Now, Czech, Polish, and Slovak. These three languages form a dialect continuum - as one travels from (for instance) Prague to Warsaw, one founds that the spoken language gradually turns from Czech into Polish. It's difficult to draw a line and say "Czech spoken this side; Polish spoken that side" - and those who have tried generally reckon that that line probably doesn't come at the border.

A person from Prague will not understand a person from Warsaw, but a person from Ostrava will probably understand both of the other two. As a speaker of Polish† , I could probably have a conversation with an Ostravian, but not with someone from Prague.

Other examples of dialect continua include Italian (although there is one standard written form, dialects throughout Italy are actually fairly divergent), Arabic (the standard written language has developed from the language of the Qur'an, and few use it as their usual spoken language), and the Turkic languages.


* This one can cause linguists to come to high words. Some claim that "proper Ukrainian" is not co-intelligible with Russian, but that Ukrainians spend half their time actually speaking Russian without realizing they are doing it.

† It's a learned language for me and so I speak a fairly standard form of Polish.
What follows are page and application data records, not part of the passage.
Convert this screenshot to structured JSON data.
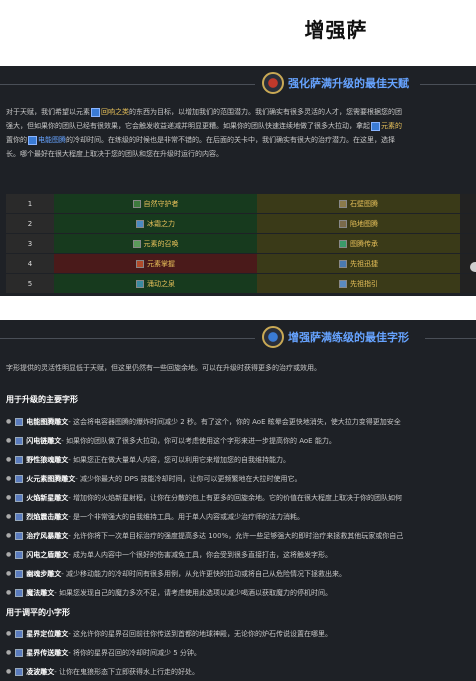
{
  "page_title": "增强萨",
  "talents_section": {
    "title": "强化萨满升级的最佳天赋",
    "para_line1_pre": "对于天赋，我们希望以元素",
    "para_line1_link": "回响之类",
    "para_line1_post": "的东西为目标，以增加我们的范围潜力。我们确实有很多灵活的人才，您需要根据您的团",
    "para_line2_pre": "强大，但如果你的团队已经有很效果，它会触发收益递减并明显更糟。如果你的团队快速连续地做了很多大拉动，拿起",
    "para_line2_link": "元素的",
    "para_line3_pre": "置你的",
    "para_line3_link": "电能图腾",
    "para_line3_post": "的冷却时间。在练级的时候也是非常不错的。在后面的关卡中，我们确实有很大的治疗潜力。在这里，选择",
    "para_line4": "长。哪个最好在很大程度上取决于您的团队和您在升级时运行的内容。",
    "rows": [
      {
        "num": "1",
        "a": "自然守护者",
        "b": "石壁图腾"
      },
      {
        "num": "2",
        "a": "冰霜之力",
        "b": "陷地图腾"
      },
      {
        "num": "3",
        "a": "元素的召唤",
        "b": "图腾传承"
      },
      {
        "num": "4",
        "a": "元素掌握",
        "b": "先祖迅捷"
      },
      {
        "num": "5",
        "a": "涌动之泉",
        "b": "先祖指引"
      }
    ]
  },
  "glyphs_section": {
    "title": "增强萨满练级的最佳字形",
    "intro": "字形提供的灵活性明显低于天赋，但这里仍然有一些回旋余地。可以在升级时获得更多的治疗或效用。",
    "major_title": "用于升级的主要字形",
    "major": [
      {
        "name": "电能图腾雕文",
        "desc": " - 这会将电容器图腾的爆炸时间减少 2 秒。有了这个，你的 AoE 眩晕会更快地消失，使大拉力变得更加安全"
      },
      {
        "name": "闪电链雕文",
        "desc": " - 如果你的团队做了很多大拉动，你可以考虑使用这个字形来进一步提高你的 AoE 能力。"
      },
      {
        "name": "野性狼魂雕文",
        "desc": " - 如果您正在做大量单人内容，您可以利用它来增加您的自我维持能力。"
      },
      {
        "name": "火元素图腾雕文",
        "desc": " - 减少你最大的 DPS 技能冷却时间，让你可以更频繁地在大拉时使用它。"
      },
      {
        "name": "火焰新星雕文",
        "desc": " - 增加你的火焰新星射程，让你在分散的包上有更多的回旋余地。它的价值在很大程度上取决于你的团队如何"
      },
      {
        "name": "烈焰震击雕文",
        "desc": " - 是一个非常强大的自我维持工具。用于单人内容或减少治疗师的法力消耗。"
      },
      {
        "name": "治疗风暴雕文",
        "desc": " - 允许你将下一次单目标治疗的强度提高多达 100%，允许一些足够强大的即时治疗来拯救其他玩家或你自己"
      },
      {
        "name": "闪电之盾雕文",
        "desc": " - 成为单人内容中一个很好的伤害减免工具，你会受到很多直接打击，这将触发字形。"
      },
      {
        "name": "幽魂步雕文",
        "desc": " - 减少移动能力的冷却时间有很多用例，从允许更快的拉动或将自己从危险情况下拯救出来。"
      },
      {
        "name": "魔法雕文",
        "desc": " - 如果您发现自己的魔力多次不足，请考虑使用此选项以减少喝酒以获取魔力的停机时间。"
      }
    ],
    "minor_title": "用于调平的小字形",
    "minor": [
      {
        "name": "星界定位雕文",
        "desc": " - 这允许你的星界召回前往你传送到首都的地球神殿，无论你的炉石传说设置在哪里。"
      },
      {
        "name": "星界传送雕文",
        "desc": " - 将你的星界召回的冷却时间减少 5 分钟。"
      },
      {
        "name": "凌波雕文",
        "desc": " - 让你在鬼狼形态下立即获得水上行走的好处。"
      }
    ]
  }
}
But since most of my time in Poland has been in Gdańsk, I dare say that some features of Kashubian have crept into my speech.

 
Gilgamesh
744174.  Fri Sep 17, 2010 1:21 pm Reply with quote

That's very Quite Interesting suze.

I'd also point out then that Danish adn Swedish are asymetrically intelligible - a Dane can understand a Swede, but it's far far harder for a Swede to understand a Dane.

Regarding dialect continuum, it puts me in mind of the old saying that "a language is a dialect with an army and a navy".

 
Jenny
744215.  Fri Sep 17, 2010 2:37 pm Reply with quote

Frances of these forums, who is Scottish, told us at some point that she was in Belgium when she heard somebody say, of a rainy day, 'Eh it's a mucky morn' and was speaking Flemish at the time.

I recall a machine that used to be in the Castle Museum in York in the 1950s, that played a recording of broad Dales dialect, which Scandinavian visitors could understand but which I couldn't.

 
suze
744290.  Fri Sep 17, 2010 3:59 pm Reply with quote

That's interesting. It's accepted that Old English and Old Norse were rather more similar than are modern English and Icelandic, and it's unsurprising that features from Norse are found more in the dialects of the right hand side of England than elsewhere.

Some claim OE and ON as having been mutually intelligible, although that probably overstates the similarity. (Old Frisian and Old English are more likely to have been, and Eddie Izzard made a TV show in which he explored this point, but certainly all three languages were rather more similar than are their modern descendants.)

 
Spud McLaren
744339.  Fri Sep 17, 2010 6:09 pm Reply with quote

Anyone out there know, given that it's roughly 100 years since the migration, how mutually intelligible are Finnish and Hungarian?

 
Hans Mof
744343.  Fri Sep 17, 2010 6:27 pm Reply with quote

Quote:
given that it's roughly 100 years since the migration


?


Last edited by Hans Mof on Fri Sep 17, 2010 6:43 pm; edited 2 times in total

 

Page 1 of 5
Goto page 1, 2, 3, 4, 5  Next

All times are GMT - 5 Hours


Display posts from previous:   

Search Search Forums

Powered by phpBB © 2001, 2002 phpBB Group